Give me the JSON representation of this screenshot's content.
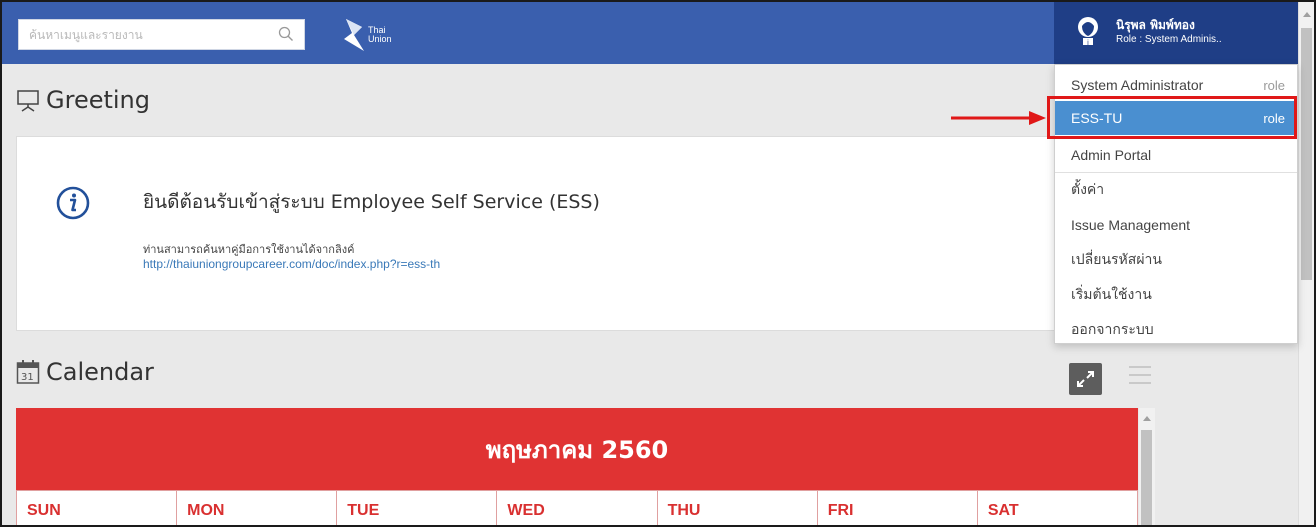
{
  "search": {
    "placeholder": "ค้นหาเมนูและรายงาน"
  },
  "logo": {
    "line1": "Thai",
    "line2": "Union"
  },
  "user": {
    "name": "นิรุพล พิมพ์ทอง",
    "role": "Role : System Adminis.."
  },
  "greeting": {
    "title": "Greeting",
    "heading": "ยินดีต้อนรับเข้าสู่ระบบ Employee Self Service (ESS)",
    "description": "ท่านสามารถค้นหาคู่มือการใช้งานได้จากลิงค์",
    "link": "http://thaiuniongroupcareer.com/doc/index.php?r=ess-th"
  },
  "calendar": {
    "title": "Calendar",
    "icon_day": "31",
    "month": "พฤษภาคม 2560",
    "days": [
      "SUN",
      "MON",
      "TUE",
      "WED",
      "THU",
      "FRI",
      "SAT"
    ]
  },
  "menu": {
    "items": [
      {
        "label": "System Administrator",
        "tag": "role"
      },
      {
        "label": "ESS-TU",
        "tag": "role"
      },
      {
        "label": "Admin Portal",
        "tag": ""
      },
      {
        "label": "ตั้งค่า",
        "tag": ""
      },
      {
        "label": "Issue Management",
        "tag": ""
      },
      {
        "label": "เปลี่ยนรหัสผ่าน",
        "tag": ""
      },
      {
        "label": "เริ่มต้นใช้งาน",
        "tag": ""
      },
      {
        "label": "ออกจากระบบ",
        "tag": ""
      }
    ]
  },
  "colors": {
    "topbar": "#3a5fae",
    "user_panel": "#1f3e86",
    "calendar_header": "#e03333",
    "active_item": "#4a8fd0",
    "highlight": "#e01818"
  },
  "icons": [
    "search-icon",
    "thai-union-logo",
    "user-avatar-icon",
    "presentation-icon",
    "info-icon",
    "calendar-icon",
    "expand-icon",
    "hamburger-menu-icon",
    "annotation-arrow"
  ]
}
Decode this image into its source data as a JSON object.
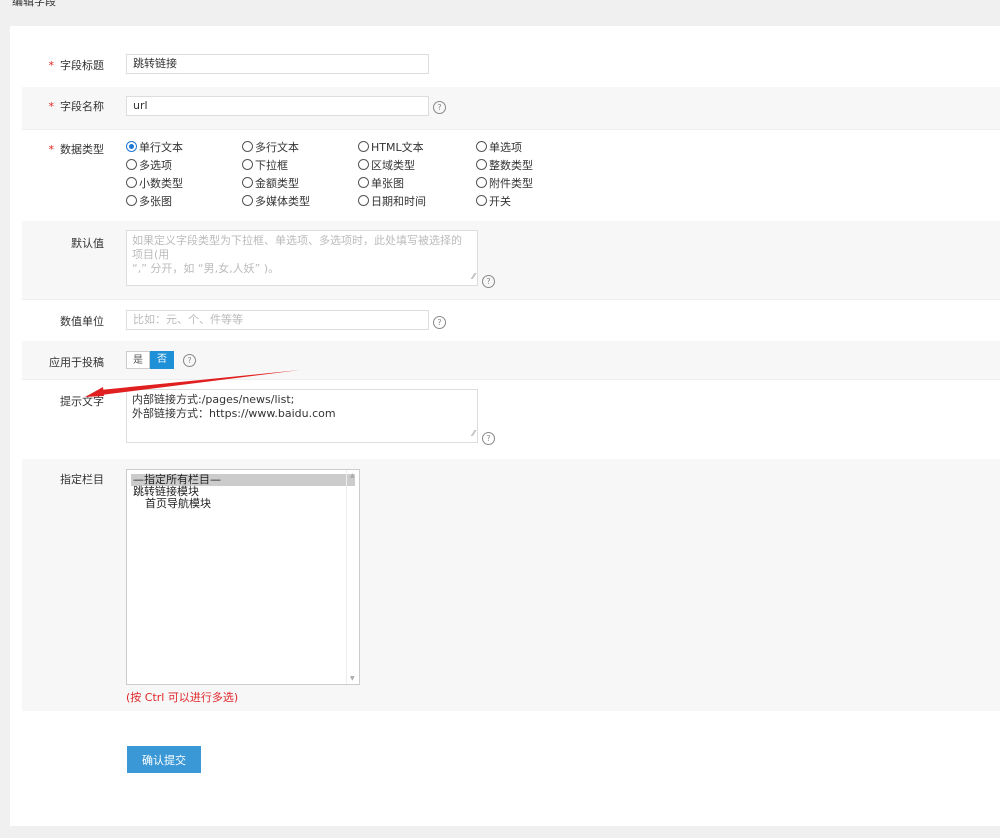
{
  "page": {
    "title": "编辑字段"
  },
  "form": {
    "field_title": {
      "label": "字段标题",
      "value": "跳转链接"
    },
    "field_name": {
      "label": "字段名称",
      "value": "url"
    },
    "data_type": {
      "label": "数据类型",
      "options": [
        "单行文本",
        "多行文本",
        "HTML文本",
        "单选项",
        "多选项",
        "下拉框",
        "区域类型",
        "整数类型",
        "小数类型",
        "金额类型",
        "单张图",
        "附件类型",
        "多张图",
        "多媒体类型",
        "日期和时间",
        "开关"
      ],
      "selected": "单行文本"
    },
    "default_value": {
      "label": "默认值",
      "placeholder_line1": "如果定义字段类型为下拉框、单选项、多选项时，此处填写被选择的项目(用",
      "placeholder_line2": "“,” 分开，如 “男,女,人妖” )。"
    },
    "unit": {
      "label": "数值单位",
      "placeholder": "比如：元、个、件等等"
    },
    "contribute": {
      "label": "应用于投稿",
      "yes": "是",
      "no": "否",
      "selected": "否"
    },
    "tip_text": {
      "label": "提示文字",
      "line1": "内部链接方式:/pages/news/list;",
      "line2": "外部链接方式：https://www.baidu.com"
    },
    "columns": {
      "label": "指定栏目",
      "options": [
        "—指定所有栏目—",
        "跳转链接模块",
        "首页导航模块"
      ],
      "selected": "—指定所有栏目—",
      "hint": "(按 Ctrl 可以进行多选)"
    },
    "submit_label": "确认提交",
    "required_mark": "*",
    "help_glyph": "?",
    "resize_glyph": "⁄⁄"
  },
  "colors": {
    "accent": "#1e90d8",
    "submit": "#3a98d6",
    "required": "#e02020",
    "arrow": "#e02020",
    "hint": "#e0262a"
  }
}
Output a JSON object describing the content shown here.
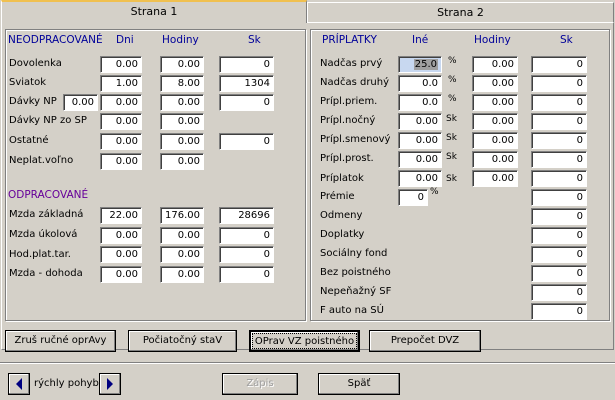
{
  "tabs": [
    "Strana 1",
    "Strana 2"
  ],
  "left": {
    "neo_header": "NEODPRACOVANÉ",
    "col_dni": "Dni",
    "col_hodiny": "Hodiny",
    "col_sk": "Sk",
    "rows": [
      {
        "label": "Dovolenka",
        "dni": "0.00",
        "hodiny": "0.00",
        "sk": "0"
      },
      {
        "label": "Sviatok",
        "dni": "1.00",
        "hodiny": "8.00",
        "sk": "1304"
      },
      {
        "label": "Dávky NP",
        "extra": "0.00",
        "dni": "0.00",
        "hodiny": "0.00",
        "sk": "0"
      },
      {
        "label": "Dávky NP zo SP",
        "dni": "0.00",
        "hodiny": "0.00"
      },
      {
        "label": "Ostatné",
        "dni": "0.00",
        "hodiny": "0.00",
        "sk": "0"
      },
      {
        "label": "Neplat.voľno",
        "dni": "0.00",
        "hodiny": "0.00"
      }
    ],
    "odp_header": "ODPRACOVANÉ",
    "odp_rows": [
      {
        "label": "Mzda základná",
        "dni": "22.00",
        "hodiny": "176.00",
        "sk": "28696"
      },
      {
        "label": "Mzda úkolová",
        "dni": "0.00",
        "hodiny": "0.00",
        "sk": "0"
      },
      {
        "label": "Hod.plat.tar.",
        "dni": "0.00",
        "hodiny": "0.00",
        "sk": "0"
      },
      {
        "label": "Mzda - dohoda",
        "dni": "0.00",
        "hodiny": "0.00",
        "sk": "0"
      }
    ]
  },
  "right": {
    "header": "PRÍPLATKY",
    "col_ine": "Iné",
    "col_hodiny": "Hodiny",
    "col_sk": "Sk",
    "rows": [
      {
        "label": "Nadčas prvý",
        "ine": "25.0",
        "unit": "%",
        "hodiny": "0.00",
        "sk": "0"
      },
      {
        "label": "Nadčas druhý",
        "ine": "0.0",
        "unit": "%",
        "hodiny": "0.00",
        "sk": "0"
      },
      {
        "label": "Prípl.priem.",
        "ine": "0.0",
        "unit": "%",
        "hodiny": "0.00",
        "sk": "0"
      },
      {
        "label": "Prípl.nočný",
        "ine": "0.00",
        "unit": "Sk",
        "hodiny": "0.00",
        "sk": "0"
      },
      {
        "label": "Prípl.smenový",
        "ine": "0.00",
        "unit": "Sk",
        "hodiny": "0.00",
        "sk": "0"
      },
      {
        "label": "Prípl.prost.",
        "ine": "0.00",
        "unit": "Sk",
        "hodiny": "0.00",
        "sk": "0"
      },
      {
        "label": "Príplatok",
        "ine": "0.00",
        "unit": "Sk",
        "hodiny": "0.00",
        "sk": "0"
      },
      {
        "label": "Prémie",
        "ine": "0",
        "unit": "%",
        "sk": "0"
      },
      {
        "label": "Odmeny",
        "sk": "0"
      },
      {
        "label": "Doplatky",
        "sk": "0"
      },
      {
        "label": "Sociálny fond",
        "sk": "0"
      },
      {
        "label": "Bez poistného",
        "sk": "0"
      },
      {
        "label": "Nepeňažný SF",
        "sk": "0"
      },
      {
        "label": "F auto na SÚ",
        "sk": "0"
      }
    ]
  },
  "buttons": {
    "zrus": "Zruš ručné oprAvy",
    "pociatocny": "Počiatočný staV",
    "oprav": "OPrav VZ poistného",
    "prepocet": "Prepočet DVZ",
    "zapis": "Zápis",
    "spat": "Späť"
  },
  "nav": {
    "label": "rýchly pohyb"
  }
}
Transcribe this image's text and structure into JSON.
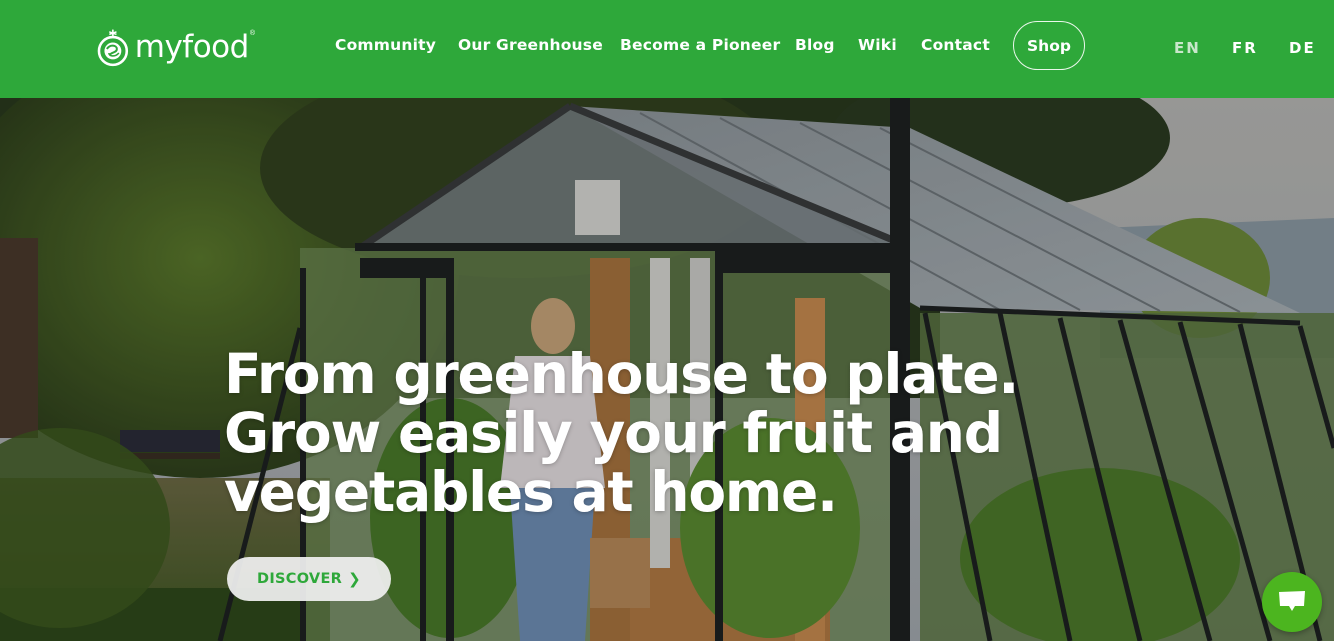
{
  "brand": {
    "name": "myfood",
    "registered_mark": "®",
    "logo_icon": "apple-leaf-logo-icon",
    "primary_color": "#2ea83a"
  },
  "nav": {
    "items": [
      {
        "label": "Community"
      },
      {
        "label": "Our Greenhouse"
      },
      {
        "label": "Become a Pioneer"
      },
      {
        "label": "Blog"
      },
      {
        "label": "Wiki"
      },
      {
        "label": "Contact"
      }
    ],
    "shop_label": "Shop",
    "languages": [
      {
        "code": "EN",
        "active": true
      },
      {
        "code": "FR",
        "active": false
      },
      {
        "code": "DE",
        "active": false
      }
    ]
  },
  "hero": {
    "headline_lines": [
      "From greenhouse to plate.",
      "Grow easily your fruit and",
      "vegetables at home."
    ],
    "cta_label": "DISCOVER",
    "cta_icon": "chevron-right-icon",
    "background_description": "Woman walking out of a glass greenhouse holding a basket, surrounded by trees and plants"
  },
  "chat_widget": {
    "icon": "chat-bubble-icon",
    "color": "#4cb51f"
  }
}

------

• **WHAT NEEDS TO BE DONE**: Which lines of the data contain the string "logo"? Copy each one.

• **FINISHED EXERCISE**:
  "logo": {
    "thai-union-logo",
    "logo_icon": "apple-leaf-logo-icon",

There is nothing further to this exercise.